Using extensive examples from practice with a range of client groups, Dramatherapy and Autism confronts the assumption that people with autism are not able to function within the metaphorical realms of the imagination and creativity. It demonstrates that not only are people who function along the spectrum capable of engaging in creative exploration, but that through encountering these processes in the clinical context of dramatherapy, changes can be made that are life enhancing.
Bringing in cutting-edge research and practice on dramatherapy, Dramatherapy and Autism aims to contribute to developing the theory and practice of creative arts therapies interventions with clients with autism. The book is part of the Dramatherapy: approaches, relationships, critical ideas series, in which leading practitioners and researchers in the field develop the knowledge base of this unique discipline, whilst contextualising and acknowledging its relationship with other arts and therapeutic practices.
Dramatherapy and Autism will be of interest to a broad spectrum of readers, such as dramatherapists in practice and training, arts practitioners and academic researchers engaged in multidisciplinary enquiry.
Table of Contents
1 Introduction Anna Seymour and Deborah Haythorne 2 Dramatherapy and Autism Deborah Haythorne and Anna Seymour 3 Entering Colourland: Working with Metaphor with High Functioning Autistic Children Rosalind Davidson 4 Do you believe in Peter Pan? Helen Ridlington-White 5 Dramatherapy, autism and metaphor – meeting The Silky Stranger Jeannie Lewis 6 Supporting agency, choice making and the expression of voice with Kate: dramatherapy in a mainstream primary school setting with a nine-year-old girl diagnosed with ASD and ADHD Emma Ramsden 7 Becoming Visible: identifying and empowering girls on the autistic spectrum through dramatherapy Ann Dix 8 Introversion, Mindfulness and Dramatherapy: working with young people with autism Jeni Treves 9 Mother, Son and then Some: On Autism, Dramatic Reality and Relationship Maria Hodermarska 10 Being Men: Men, Asperger's and Dramatherapy Adrian Benbow 11 ‘Remember me’; Dramatherapy with adults who have autism, complex needs and are non-verbal Adrian Benbow and Jane Jackson 12 Assessing the Impact of Dramatherapy on the Early Social Behaviour of Young Children on the Autistic Spectrum Roya Dooman 13 An exploration of the impact of dramatherapy on the whole system supporting children and young people on the autistic spectrum Emma Godfrey and Deborah Haythorne
Deborah Haythorne is a founder and director of Roundabout, the largest dramatherapy charity in the UK. She is a trainer and supervisor for student dramatherapists, as well as experienced practitioners.
Anna Seymour is Senior Lecturer in Dramatherapy at the University of Roehampton, London, Editor of Dramatherapy, Journal of the British Association of Dramatherapists and an international trainer.
"As theater people we are intrigued by the many different roles and affects that encompass the human experience.
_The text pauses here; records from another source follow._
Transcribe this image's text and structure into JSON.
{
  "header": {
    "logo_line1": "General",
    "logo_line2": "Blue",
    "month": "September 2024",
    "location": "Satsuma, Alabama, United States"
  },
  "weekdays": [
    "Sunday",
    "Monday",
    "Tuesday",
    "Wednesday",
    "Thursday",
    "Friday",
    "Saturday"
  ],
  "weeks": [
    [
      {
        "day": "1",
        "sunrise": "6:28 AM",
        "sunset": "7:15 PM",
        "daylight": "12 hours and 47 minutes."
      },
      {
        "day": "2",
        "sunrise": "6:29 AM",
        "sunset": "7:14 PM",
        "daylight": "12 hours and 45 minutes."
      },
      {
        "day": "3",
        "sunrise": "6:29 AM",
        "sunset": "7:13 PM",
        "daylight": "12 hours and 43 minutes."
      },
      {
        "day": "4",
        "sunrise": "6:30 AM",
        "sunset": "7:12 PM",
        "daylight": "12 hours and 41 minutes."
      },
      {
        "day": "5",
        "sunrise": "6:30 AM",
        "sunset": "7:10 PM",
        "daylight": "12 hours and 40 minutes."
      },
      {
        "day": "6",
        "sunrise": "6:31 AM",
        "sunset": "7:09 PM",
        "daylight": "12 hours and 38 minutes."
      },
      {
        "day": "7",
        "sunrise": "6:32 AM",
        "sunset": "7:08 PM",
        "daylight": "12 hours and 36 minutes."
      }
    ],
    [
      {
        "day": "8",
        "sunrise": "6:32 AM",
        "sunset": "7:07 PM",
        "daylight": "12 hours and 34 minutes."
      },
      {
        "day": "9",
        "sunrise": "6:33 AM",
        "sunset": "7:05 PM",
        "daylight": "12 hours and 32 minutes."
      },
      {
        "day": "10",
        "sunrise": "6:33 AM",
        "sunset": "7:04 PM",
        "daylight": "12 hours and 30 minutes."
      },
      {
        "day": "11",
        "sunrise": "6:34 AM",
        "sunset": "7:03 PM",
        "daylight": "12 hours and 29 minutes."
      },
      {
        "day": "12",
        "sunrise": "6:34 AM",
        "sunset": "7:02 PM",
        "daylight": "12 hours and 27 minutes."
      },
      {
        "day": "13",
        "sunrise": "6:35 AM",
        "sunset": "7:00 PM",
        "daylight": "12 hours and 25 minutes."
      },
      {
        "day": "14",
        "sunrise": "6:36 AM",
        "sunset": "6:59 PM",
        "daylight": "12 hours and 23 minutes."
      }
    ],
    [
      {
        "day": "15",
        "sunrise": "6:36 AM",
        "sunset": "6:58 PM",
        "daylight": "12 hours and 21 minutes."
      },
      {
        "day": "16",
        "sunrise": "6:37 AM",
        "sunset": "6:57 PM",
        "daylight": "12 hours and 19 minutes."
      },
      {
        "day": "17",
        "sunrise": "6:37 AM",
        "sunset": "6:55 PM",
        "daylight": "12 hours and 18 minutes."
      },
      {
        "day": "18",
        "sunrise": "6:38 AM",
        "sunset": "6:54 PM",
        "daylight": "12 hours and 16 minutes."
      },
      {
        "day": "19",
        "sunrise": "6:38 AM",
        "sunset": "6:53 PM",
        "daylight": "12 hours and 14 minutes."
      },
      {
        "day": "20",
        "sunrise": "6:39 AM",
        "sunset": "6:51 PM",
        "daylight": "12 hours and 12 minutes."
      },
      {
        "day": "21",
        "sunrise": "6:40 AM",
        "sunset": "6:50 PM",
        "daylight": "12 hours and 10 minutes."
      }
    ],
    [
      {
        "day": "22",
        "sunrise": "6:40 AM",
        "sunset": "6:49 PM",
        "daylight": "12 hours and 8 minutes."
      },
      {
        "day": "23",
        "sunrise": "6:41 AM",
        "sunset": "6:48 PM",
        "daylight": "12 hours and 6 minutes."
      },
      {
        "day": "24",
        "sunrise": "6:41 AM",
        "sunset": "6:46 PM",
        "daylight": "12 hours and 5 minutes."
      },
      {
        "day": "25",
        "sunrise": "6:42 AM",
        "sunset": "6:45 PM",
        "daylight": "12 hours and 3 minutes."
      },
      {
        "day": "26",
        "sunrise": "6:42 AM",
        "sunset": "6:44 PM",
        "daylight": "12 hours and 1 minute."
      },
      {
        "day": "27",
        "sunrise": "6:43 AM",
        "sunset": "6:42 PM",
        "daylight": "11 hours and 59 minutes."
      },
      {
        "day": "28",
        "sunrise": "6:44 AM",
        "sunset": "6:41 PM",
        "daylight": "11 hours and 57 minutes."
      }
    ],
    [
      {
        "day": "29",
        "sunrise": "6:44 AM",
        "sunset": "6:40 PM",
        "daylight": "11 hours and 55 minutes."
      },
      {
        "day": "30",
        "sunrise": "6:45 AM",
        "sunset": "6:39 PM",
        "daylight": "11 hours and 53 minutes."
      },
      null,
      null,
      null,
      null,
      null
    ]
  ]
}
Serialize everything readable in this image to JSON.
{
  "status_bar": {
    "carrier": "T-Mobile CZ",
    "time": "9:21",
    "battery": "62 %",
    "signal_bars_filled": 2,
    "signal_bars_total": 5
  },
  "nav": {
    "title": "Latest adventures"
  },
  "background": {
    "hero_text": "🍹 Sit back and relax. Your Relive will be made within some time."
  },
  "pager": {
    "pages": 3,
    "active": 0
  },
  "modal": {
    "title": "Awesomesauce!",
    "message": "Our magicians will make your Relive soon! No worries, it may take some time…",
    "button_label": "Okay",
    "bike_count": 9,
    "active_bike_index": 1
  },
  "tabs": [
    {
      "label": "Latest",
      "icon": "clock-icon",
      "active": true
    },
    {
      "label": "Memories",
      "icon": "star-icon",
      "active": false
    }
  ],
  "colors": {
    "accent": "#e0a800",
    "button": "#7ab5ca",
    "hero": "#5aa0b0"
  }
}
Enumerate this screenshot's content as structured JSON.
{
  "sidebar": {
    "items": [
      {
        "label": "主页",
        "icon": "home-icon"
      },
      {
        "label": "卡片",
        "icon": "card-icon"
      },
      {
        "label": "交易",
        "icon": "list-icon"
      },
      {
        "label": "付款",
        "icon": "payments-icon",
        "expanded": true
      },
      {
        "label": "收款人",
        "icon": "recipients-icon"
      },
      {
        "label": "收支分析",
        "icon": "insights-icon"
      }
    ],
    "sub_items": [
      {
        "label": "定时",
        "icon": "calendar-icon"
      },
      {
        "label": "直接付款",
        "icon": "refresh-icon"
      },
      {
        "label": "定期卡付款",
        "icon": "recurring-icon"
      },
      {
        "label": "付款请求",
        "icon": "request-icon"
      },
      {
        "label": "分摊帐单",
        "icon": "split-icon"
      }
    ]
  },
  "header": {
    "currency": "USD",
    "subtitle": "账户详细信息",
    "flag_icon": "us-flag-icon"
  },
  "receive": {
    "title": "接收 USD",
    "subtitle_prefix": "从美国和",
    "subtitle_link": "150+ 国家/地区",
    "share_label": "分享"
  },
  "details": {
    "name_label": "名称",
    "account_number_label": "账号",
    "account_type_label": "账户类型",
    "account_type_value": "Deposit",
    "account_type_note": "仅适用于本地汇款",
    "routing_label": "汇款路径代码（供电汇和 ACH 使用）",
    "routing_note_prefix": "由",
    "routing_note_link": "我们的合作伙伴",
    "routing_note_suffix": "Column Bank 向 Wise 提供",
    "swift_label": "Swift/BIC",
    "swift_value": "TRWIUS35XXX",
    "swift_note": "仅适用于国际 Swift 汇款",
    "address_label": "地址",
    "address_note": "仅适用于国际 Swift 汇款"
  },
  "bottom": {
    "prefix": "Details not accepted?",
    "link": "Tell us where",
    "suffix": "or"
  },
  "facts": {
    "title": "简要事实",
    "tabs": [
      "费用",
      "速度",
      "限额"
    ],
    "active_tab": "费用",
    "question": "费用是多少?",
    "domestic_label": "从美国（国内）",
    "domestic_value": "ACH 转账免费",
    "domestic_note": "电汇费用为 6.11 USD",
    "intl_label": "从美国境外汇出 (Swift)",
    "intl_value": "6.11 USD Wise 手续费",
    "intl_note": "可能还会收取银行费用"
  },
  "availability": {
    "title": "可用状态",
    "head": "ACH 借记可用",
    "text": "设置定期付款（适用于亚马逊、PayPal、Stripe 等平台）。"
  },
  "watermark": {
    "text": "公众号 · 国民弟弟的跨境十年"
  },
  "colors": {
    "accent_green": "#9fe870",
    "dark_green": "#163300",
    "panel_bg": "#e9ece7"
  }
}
As clinical practitioners, we are interested in guiding our clients toward a more empowered, inspired existence. Dramatherapy and Autism addresses important clinical issues of social emotional development, behavior management, gender, and personal growth for people on the autism spectrum. The numerous dramatherapy perspectives and practical approaches presented, including role, metaphor and story, are rich and informative!" - Dr. Lee R. Chasen RDT, LCAT, Author of Social Skills, Emotional Growth and Drama Therapy and Engaging Mirror Neurons in Children and Teens on the Autism Spectrum
"This is a significant book which serves not only as an excellent, clear and concise introduction to the field of dramatherapy but also champions its importance to an unknowing world. As a Head Teacher, I have found the work of dramatherapists to be one of the most valuable therapeutic inputs that pupils have received. In my setting there have been many profound and life enhancing developments for children with ASD and this is clearly reflected throughout the book. A must read for all practitioners working with children with ASD." - Havard Spring, Head Teacher of a primary school with a 42 place ASD provision